The number of people with preventable cancer is set to reach 184,000 this year at a cost of £78 billion to the economy

The number of people getting preventable cancer will hit around 184,000 this year and cost the economy £78billion according to a study.

Around 4 out of 10 cancers are classed as preventable as they are caused by drinking, smoking, obesity and exposure to the sun’s ultraviolet rays.

The numbers of preventable cancers are increasing each year, up from around 155,000 in 2019/2020 – and will cost the country around 3.5 per cent of GDP this year.

And cancer incidence will keep increasing as the population ages, and factors such as obesity increase, the report warns.

The total cost of all preventable cancers between 2023 and 2040 will hit a staggering £1.26 trillion during this time if current trends continue.

Around 4 out of 10 cancers are classed as preventable as they are caused by drinking, smoking, obesity and exposure to the sun¿s ultraviolet rays

Around 4 out of 10 cancers are classed as preventable as they are caused by drinking, smoking, obesity and exposure to the sun’s ultraviolet rays

The analysis by health consultancy Frontier Economics looks at five cost areas: individual, health care, social care, family and carer, and productivity.

In 2023, the largest contributors to the overall cost to the economy of £78billion is lost productivity and economic growth – amounting to £40 billion.

It additionally calculates the cost to individuals is £30billion estimated in terms in the loss of quality of life, and loss of earnings.

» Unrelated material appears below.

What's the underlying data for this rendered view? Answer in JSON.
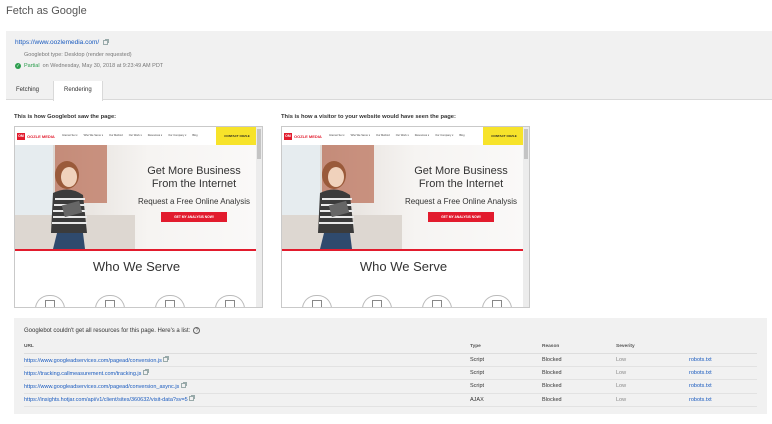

The cost to the NHS in terms of medical treatment for preventable cancer is around £3.7 billion, the study suggests.

The study finds that the overall economic impact is highest for lung cancer (approx. £630,000 per case); similar for bowel, breast and other cancers (between £300,000 to £400,000 per case); and lowest for melanoma (approx. £135,000 per case).

Matthew Bell, director at Frontier Economics said: ‘Experts estimate that nearly 40 per cent of UK cancer cases are preventable, through actions such as reducing tobacco use, obesity and exposure to UV radiation.

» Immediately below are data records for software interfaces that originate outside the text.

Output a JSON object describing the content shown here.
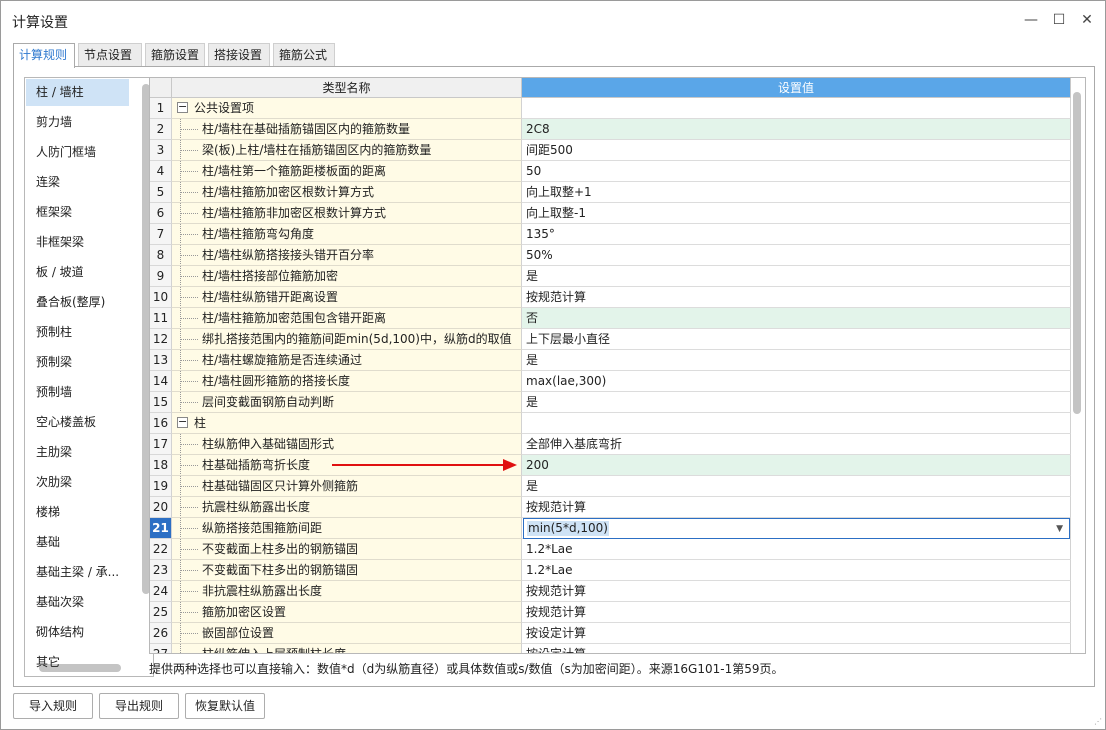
{
  "window": {
    "title": "计算设置"
  },
  "tabs": [
    {
      "label": "计算规则",
      "active": true
    },
    {
      "label": "节点设置",
      "active": false
    },
    {
      "label": "箍筋设置",
      "active": false
    },
    {
      "label": "搭接设置",
      "active": false
    },
    {
      "label": "箍筋公式",
      "active": false
    }
  ],
  "sidebar": {
    "items": [
      "柱 / 墙柱",
      "剪力墙",
      "人防门框墙",
      "连梁",
      "框架梁",
      "非框架梁",
      "板 / 坡道",
      "叠合板(整厚)",
      "预制柱",
      "预制梁",
      "预制墙",
      "空心楼盖板",
      "主肋梁",
      "次肋梁",
      "楼梯",
      "基础",
      "基础主梁 / 承...",
      "基础次梁",
      "砌体结构",
      "其它"
    ],
    "selected_index": 0
  },
  "grid": {
    "columns": [
      "类型名称",
      "设置值"
    ],
    "selected_row": "21",
    "rows": [
      {
        "num": "1",
        "name": "公共设置项",
        "value": "",
        "group": true
      },
      {
        "num": "2",
        "name": "柱/墙柱在基础插筋锚固区内的箍筋数量",
        "value": "2C8",
        "green": true
      },
      {
        "num": "3",
        "name": "梁(板)上柱/墙柱在插筋锚固区内的箍筋数量",
        "value": "间距500"
      },
      {
        "num": "4",
        "name": "柱/墙柱第一个箍筋距楼板面的距离",
        "value": "50"
      },
      {
        "num": "5",
        "name": "柱/墙柱箍筋加密区根数计算方式",
        "value": "向上取整+1"
      },
      {
        "num": "6",
        "name": "柱/墙柱箍筋非加密区根数计算方式",
        "value": "向上取整-1"
      },
      {
        "num": "7",
        "name": "柱/墙柱箍筋弯勾角度",
        "value": "135°"
      },
      {
        "num": "8",
        "name": "柱/墙柱纵筋搭接接头错开百分率",
        "value": "50%"
      },
      {
        "num": "9",
        "name": "柱/墙柱搭接部位箍筋加密",
        "value": "是"
      },
      {
        "num": "10",
        "name": "柱/墙柱纵筋错开距离设置",
        "value": "按规范计算"
      },
      {
        "num": "11",
        "name": "柱/墙柱箍筋加密范围包含错开距离",
        "value": "否",
        "green": true
      },
      {
        "num": "12",
        "name": "绑扎搭接范围内的箍筋间距min(5d,100)中，纵筋d的取值",
        "value": "上下层最小直径"
      },
      {
        "num": "13",
        "name": "柱/墙柱螺旋箍筋是否连续通过",
        "value": "是"
      },
      {
        "num": "14",
        "name": "柱/墙柱圆形箍筋的搭接长度",
        "value": "max(lae,300)"
      },
      {
        "num": "15",
        "name": "层间变截面钢筋自动判断",
        "value": "是"
      },
      {
        "num": "16",
        "name": "柱",
        "value": "",
        "group": true
      },
      {
        "num": "17",
        "name": "柱纵筋伸入基础锚固形式",
        "value": "全部伸入基底弯折"
      },
      {
        "num": "18",
        "name": "柱基础插筋弯折长度",
        "value": "200",
        "green": true
      },
      {
        "num": "19",
        "name": "柱基础锚固区只计算外侧箍筋",
        "value": "是"
      },
      {
        "num": "20",
        "name": "抗震柱纵筋露出长度",
        "value": "按规范计算"
      },
      {
        "num": "21",
        "name": "纵筋搭接范围箍筋间距",
        "value": "min(5*d,100)",
        "editing": true
      },
      {
        "num": "22",
        "name": "不变截面上柱多出的钢筋锚固",
        "value": "1.2*Lae"
      },
      {
        "num": "23",
        "name": "不变截面下柱多出的钢筋锚固",
        "value": "1.2*Lae"
      },
      {
        "num": "24",
        "name": "非抗震柱纵筋露出长度",
        "value": "按规范计算"
      },
      {
        "num": "25",
        "name": "箍筋加密区设置",
        "value": "按规范计算"
      },
      {
        "num": "26",
        "name": "嵌固部位设置",
        "value": "按设定计算"
      },
      {
        "num": "27",
        "name": "柱纵筋伸入上层预制柱长度",
        "value": "按设定计算"
      }
    ]
  },
  "hint": "提供两种选择也可以直接输入：数值*d（d为纵筋直径）或具体数值或s/数值（s为加密间距）。来源16G101-1第59页。",
  "buttons": {
    "import": "导入规则",
    "export": "导出规则",
    "restore": "恢复默认值"
  },
  "icons": {
    "minimize": "minimize-icon",
    "maximize": "maximize-icon",
    "close": "close-icon",
    "dropdown": "chevron-down-icon",
    "collapse": "minus-box-icon"
  },
  "colors": {
    "selected": "#2c6fc4",
    "header_accent": "#5aa6e8",
    "highlight_green": "#e3f4ea",
    "name_column": "#fffbe6",
    "annotation_arrow": "#e01010"
  }
}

‘Reducing the sizeable number of people with these cancers could be a central element to reducing some costs for the NHS, and more significantly improving productivity, growth and the lives of countless people and their families.’

The study estimated that cases of cancer are going to keep increasing, mainly due to population increases rather than changes in cancer incidence rates.

The research estimates that in 2040 there will be approximately 226,000 new preventable cancer cases (from 184,000 in 2023), and between 2023 to 2040 there will be a total of 3.7 million new preventable cancer cases.

The total cost of all preventable cancers between 2023 and 2040 will hit a staggering £1.26 trillion if current trends continue

The total cost of all preventable cancers between 2023 and 2040 will hit a staggering £1.26 trillion if current trends continue

Michelle Mitchell, Cancer Research UK’s chief executive, comments: ‘This report is a stark reminder of the countless lives that could be saved by preventing cancer and a call to the UK Government that health prevention strategies are key to relieving pressures on our NHS and economy.

‘If recent trends continue, smoking could cause around one million more cancer cases in the UK between now and 2040, and more than 21 million UK adults could be obese, which would increase their risk of over 13 types of cancer.

Dr Sadie Boniface, head of research, Institute of Alcohol Studies, comments: ‘Since 1988, alcohol has been classified a group 1 carcinogen by the IARC, alongside tobacco and asbestos. 

‘In 2020 alone, almost 17,000 cancers due to alcohol were diagnosed in the UK. To turn the tide on alcohol-related cancers, and alcohol harm generally where deaths are currently at record levels, we need policies to tackle cheap alcohol, reduce availability, and limit marketing.’

Hazel Cheeseman, deputy chief executive of Action on Smoking and Health, comments: ‘There is a horrendous price to pay for the endless name calling about what is and isn’t ‘nanny state’. 

‘It is time for the debate to grow up and focus on what is evidence-based and will best serve the public. Businesses whose products don’t harm their customers are currently paying the price for those that do, as are we all.’

source: dailymail.co.uk